The one thing that hardwood flooring really does not do well with is an excessive amount of water. Even if you are fairly diligent about drying the floor off there will still inevitably be some excess moisture left behind which could lead to hard to clean off – and rather ugly – water staining and even, over time if you do it often enough, mold and mildew in the flooring seams which is a much more serious problem that may eventually require expensive professional remediation that could delay, or even kill, a potential sale.
Be Careful with Hardwood Floor Cleaners
If you head to the average grocery store right there in the cleaning products aisle you will find all kinds of ‘specialist’ hardwood cleaners. While the occasional use of the right product once in a while will help the floor look shinier, the right product is the operative word.
Harsh chemicals are never a good idea for use on hardwood flooring of any type – and certainly not on a softer option like cherry – and so even if a chemical product says it is suitable for hardwood cleaning proceed with extreme caution. Some of these products can permanently discolor hardwood which is something that even a professional cleaning can’t fix, leaving you faced with an expensive sanding and refinishing job that you never needed before making a product mistake.
To be safe stick to a product like Murphy’s Oil Soap which cleans well and even smells rather nice and don’t overuse it or a nasty sticky film may still build up.
Simple Stain Removal
Stain removal for hardwood floors is not a subject generally discussed that often because it takes quite a lot to stain a well finished hardwood floor. Most simple spills can be taken care of with the prompt use of a clean rag dampened with a solution of warm water and mild detergent, making sure to completely and thoroughly dry the area with a dry rag or paper towels immediately after.

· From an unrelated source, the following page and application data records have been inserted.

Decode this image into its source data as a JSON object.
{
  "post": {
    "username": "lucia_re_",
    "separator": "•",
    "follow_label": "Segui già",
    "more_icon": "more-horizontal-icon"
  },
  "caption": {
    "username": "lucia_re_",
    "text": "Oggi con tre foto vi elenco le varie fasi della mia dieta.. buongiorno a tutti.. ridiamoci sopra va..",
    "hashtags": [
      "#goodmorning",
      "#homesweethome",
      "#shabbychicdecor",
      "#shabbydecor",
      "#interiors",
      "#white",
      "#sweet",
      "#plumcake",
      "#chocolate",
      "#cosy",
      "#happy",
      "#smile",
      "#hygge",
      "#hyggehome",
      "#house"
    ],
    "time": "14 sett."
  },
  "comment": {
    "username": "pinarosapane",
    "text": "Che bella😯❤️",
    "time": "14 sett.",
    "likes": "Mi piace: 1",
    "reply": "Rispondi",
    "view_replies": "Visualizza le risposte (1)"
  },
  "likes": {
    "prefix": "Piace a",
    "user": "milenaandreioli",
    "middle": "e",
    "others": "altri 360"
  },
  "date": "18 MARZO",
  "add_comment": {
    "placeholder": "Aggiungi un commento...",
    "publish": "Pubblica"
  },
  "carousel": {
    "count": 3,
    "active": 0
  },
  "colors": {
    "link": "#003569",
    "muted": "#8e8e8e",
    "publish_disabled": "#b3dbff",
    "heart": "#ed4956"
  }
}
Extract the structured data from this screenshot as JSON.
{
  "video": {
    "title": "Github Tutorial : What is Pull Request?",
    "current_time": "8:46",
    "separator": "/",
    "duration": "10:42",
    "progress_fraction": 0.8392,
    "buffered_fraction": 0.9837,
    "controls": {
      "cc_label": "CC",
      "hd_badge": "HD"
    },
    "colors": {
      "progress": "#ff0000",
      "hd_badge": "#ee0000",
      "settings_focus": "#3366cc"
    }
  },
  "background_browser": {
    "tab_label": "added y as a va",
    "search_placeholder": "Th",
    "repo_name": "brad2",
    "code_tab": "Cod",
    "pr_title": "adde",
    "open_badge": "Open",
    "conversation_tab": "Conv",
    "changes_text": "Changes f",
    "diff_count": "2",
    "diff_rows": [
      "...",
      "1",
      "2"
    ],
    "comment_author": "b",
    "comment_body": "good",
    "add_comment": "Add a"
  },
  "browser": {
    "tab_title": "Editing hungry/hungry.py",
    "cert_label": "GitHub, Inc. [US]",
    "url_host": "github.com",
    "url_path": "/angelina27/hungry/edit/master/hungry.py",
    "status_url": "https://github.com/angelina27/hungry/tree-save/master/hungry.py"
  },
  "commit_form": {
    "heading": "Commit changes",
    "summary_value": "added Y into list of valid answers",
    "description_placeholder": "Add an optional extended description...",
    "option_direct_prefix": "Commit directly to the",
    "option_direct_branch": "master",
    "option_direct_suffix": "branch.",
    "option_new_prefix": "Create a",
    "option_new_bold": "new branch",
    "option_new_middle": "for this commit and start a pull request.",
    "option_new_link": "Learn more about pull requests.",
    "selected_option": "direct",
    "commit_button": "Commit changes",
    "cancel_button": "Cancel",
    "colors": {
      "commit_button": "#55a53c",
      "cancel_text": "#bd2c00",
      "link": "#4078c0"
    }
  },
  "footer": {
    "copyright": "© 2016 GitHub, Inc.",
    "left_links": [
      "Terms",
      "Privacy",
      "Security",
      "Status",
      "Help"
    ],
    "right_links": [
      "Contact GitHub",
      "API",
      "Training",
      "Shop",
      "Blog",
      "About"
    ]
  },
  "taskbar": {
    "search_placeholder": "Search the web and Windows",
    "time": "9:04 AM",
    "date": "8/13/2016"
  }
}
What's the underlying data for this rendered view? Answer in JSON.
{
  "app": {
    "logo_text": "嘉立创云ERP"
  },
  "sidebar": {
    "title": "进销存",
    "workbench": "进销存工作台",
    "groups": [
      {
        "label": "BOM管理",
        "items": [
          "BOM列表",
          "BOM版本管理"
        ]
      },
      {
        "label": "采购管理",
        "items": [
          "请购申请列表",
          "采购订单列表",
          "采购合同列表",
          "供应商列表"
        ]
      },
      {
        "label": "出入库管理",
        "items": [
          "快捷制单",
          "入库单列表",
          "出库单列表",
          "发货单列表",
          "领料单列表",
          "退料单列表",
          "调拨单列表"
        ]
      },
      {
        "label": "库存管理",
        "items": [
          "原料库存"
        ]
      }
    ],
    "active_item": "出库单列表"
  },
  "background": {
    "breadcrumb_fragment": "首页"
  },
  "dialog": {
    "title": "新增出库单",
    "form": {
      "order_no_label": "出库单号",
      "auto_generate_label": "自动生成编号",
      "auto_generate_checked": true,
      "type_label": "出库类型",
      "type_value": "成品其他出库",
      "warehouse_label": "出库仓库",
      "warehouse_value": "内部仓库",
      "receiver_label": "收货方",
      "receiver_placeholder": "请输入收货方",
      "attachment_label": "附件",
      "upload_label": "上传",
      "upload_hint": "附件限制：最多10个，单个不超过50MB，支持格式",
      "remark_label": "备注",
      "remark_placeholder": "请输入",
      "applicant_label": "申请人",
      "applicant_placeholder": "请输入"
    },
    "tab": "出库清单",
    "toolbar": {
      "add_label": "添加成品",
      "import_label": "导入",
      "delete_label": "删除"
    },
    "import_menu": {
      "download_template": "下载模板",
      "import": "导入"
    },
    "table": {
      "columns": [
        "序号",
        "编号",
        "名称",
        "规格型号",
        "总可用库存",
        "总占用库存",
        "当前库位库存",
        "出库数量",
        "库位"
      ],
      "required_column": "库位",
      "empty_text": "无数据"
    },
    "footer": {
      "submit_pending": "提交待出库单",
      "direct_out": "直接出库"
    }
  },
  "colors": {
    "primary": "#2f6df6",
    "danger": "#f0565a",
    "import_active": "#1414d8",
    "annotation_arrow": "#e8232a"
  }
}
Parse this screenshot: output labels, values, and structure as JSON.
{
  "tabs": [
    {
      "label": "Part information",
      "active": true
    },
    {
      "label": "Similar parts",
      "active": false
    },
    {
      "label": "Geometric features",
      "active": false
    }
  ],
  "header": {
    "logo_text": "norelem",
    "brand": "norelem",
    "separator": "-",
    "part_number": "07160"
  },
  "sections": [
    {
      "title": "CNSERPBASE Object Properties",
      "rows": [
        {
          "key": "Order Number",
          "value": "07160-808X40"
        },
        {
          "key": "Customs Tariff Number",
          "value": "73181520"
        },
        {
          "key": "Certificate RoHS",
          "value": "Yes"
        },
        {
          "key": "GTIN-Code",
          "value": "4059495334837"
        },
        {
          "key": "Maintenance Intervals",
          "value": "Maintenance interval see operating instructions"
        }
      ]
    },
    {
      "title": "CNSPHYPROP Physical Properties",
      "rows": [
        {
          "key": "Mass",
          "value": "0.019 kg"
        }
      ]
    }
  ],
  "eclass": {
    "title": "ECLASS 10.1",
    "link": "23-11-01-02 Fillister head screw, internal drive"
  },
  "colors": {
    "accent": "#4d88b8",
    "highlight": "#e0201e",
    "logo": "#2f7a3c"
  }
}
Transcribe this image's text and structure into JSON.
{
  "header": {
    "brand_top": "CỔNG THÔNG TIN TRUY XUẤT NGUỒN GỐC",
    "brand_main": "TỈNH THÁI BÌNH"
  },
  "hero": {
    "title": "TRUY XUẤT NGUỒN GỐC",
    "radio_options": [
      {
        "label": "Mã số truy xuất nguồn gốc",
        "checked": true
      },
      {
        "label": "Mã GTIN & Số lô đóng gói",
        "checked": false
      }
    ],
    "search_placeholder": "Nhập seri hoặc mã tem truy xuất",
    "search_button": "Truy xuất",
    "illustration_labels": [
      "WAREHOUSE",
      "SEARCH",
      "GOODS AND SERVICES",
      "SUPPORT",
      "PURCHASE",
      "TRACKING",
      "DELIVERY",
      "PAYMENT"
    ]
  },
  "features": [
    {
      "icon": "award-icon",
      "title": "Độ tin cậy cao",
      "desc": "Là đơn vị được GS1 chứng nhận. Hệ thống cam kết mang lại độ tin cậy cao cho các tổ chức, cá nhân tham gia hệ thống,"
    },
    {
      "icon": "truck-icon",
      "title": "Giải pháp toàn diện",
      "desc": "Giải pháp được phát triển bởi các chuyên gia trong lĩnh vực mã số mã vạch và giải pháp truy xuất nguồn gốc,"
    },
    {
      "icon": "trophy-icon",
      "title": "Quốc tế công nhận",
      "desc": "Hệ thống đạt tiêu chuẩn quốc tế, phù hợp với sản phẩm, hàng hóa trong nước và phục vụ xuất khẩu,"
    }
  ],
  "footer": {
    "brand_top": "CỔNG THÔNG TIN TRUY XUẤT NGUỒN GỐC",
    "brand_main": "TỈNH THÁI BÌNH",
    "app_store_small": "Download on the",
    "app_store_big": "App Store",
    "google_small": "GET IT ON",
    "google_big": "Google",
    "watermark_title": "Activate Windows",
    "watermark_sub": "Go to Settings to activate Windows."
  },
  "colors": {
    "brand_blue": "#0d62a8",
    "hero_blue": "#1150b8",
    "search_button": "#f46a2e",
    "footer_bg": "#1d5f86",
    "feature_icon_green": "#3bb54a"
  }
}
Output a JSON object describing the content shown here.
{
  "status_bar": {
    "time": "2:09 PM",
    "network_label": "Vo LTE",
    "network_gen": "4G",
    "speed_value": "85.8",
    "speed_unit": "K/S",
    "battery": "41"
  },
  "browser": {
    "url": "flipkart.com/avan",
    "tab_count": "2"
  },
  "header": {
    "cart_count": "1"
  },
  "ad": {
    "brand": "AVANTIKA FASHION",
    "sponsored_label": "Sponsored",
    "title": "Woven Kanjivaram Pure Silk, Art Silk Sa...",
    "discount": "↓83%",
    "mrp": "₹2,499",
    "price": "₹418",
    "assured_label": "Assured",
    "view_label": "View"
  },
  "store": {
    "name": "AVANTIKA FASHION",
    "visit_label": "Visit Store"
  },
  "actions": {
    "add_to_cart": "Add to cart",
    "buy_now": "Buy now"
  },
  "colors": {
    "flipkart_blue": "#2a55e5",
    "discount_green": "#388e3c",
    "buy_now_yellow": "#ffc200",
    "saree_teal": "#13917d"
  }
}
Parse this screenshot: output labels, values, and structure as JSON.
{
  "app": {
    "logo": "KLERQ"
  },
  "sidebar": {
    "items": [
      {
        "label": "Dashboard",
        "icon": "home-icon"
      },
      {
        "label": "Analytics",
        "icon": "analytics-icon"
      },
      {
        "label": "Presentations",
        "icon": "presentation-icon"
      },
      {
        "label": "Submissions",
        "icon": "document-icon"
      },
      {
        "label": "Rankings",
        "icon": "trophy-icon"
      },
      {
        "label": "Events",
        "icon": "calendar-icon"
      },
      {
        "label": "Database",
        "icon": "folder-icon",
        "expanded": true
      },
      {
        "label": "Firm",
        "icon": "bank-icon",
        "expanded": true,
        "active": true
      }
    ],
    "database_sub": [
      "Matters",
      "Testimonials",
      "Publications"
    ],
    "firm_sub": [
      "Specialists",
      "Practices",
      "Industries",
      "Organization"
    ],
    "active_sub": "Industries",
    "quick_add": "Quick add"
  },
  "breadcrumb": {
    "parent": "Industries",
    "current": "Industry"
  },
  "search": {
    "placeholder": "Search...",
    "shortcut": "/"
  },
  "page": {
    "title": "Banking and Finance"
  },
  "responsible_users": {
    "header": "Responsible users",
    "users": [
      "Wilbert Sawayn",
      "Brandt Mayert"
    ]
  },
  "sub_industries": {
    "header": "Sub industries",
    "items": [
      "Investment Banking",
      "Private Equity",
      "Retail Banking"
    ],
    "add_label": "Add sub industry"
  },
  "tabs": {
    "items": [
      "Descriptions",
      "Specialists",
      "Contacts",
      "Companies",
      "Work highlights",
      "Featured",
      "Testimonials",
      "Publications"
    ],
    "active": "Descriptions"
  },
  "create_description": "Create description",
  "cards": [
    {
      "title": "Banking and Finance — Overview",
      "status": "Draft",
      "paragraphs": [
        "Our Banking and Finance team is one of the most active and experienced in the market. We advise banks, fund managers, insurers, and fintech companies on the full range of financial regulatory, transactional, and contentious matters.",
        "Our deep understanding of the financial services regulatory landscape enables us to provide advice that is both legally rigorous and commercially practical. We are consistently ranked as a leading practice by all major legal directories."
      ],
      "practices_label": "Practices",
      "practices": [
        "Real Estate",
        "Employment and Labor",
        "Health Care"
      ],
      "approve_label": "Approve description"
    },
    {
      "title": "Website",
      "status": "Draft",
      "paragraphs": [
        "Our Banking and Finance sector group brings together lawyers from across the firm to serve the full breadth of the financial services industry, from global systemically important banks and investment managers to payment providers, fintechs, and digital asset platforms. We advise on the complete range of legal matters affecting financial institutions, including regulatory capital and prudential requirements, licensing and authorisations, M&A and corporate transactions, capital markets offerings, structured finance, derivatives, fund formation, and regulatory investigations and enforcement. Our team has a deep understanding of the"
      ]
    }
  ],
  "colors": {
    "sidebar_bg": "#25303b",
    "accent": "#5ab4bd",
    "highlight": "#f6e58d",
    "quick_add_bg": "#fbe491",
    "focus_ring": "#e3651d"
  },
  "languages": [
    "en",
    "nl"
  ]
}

What if the spill is a little nastier though? A bottle of nail polish or oil that is accidentally tracked in from outside? These are a little trickier. If you catch the spill right away when still tacky carefully applying mineral spirits (a mild, petroleum-based solvent that painters sometimes use instead of turpentine to clean paint brushes) Dried stains are tougher and sometimes have to involve sanding away the stain so you may be best advised to consult with a professional if the stain is a larger one to avoid permanent damage to the floor.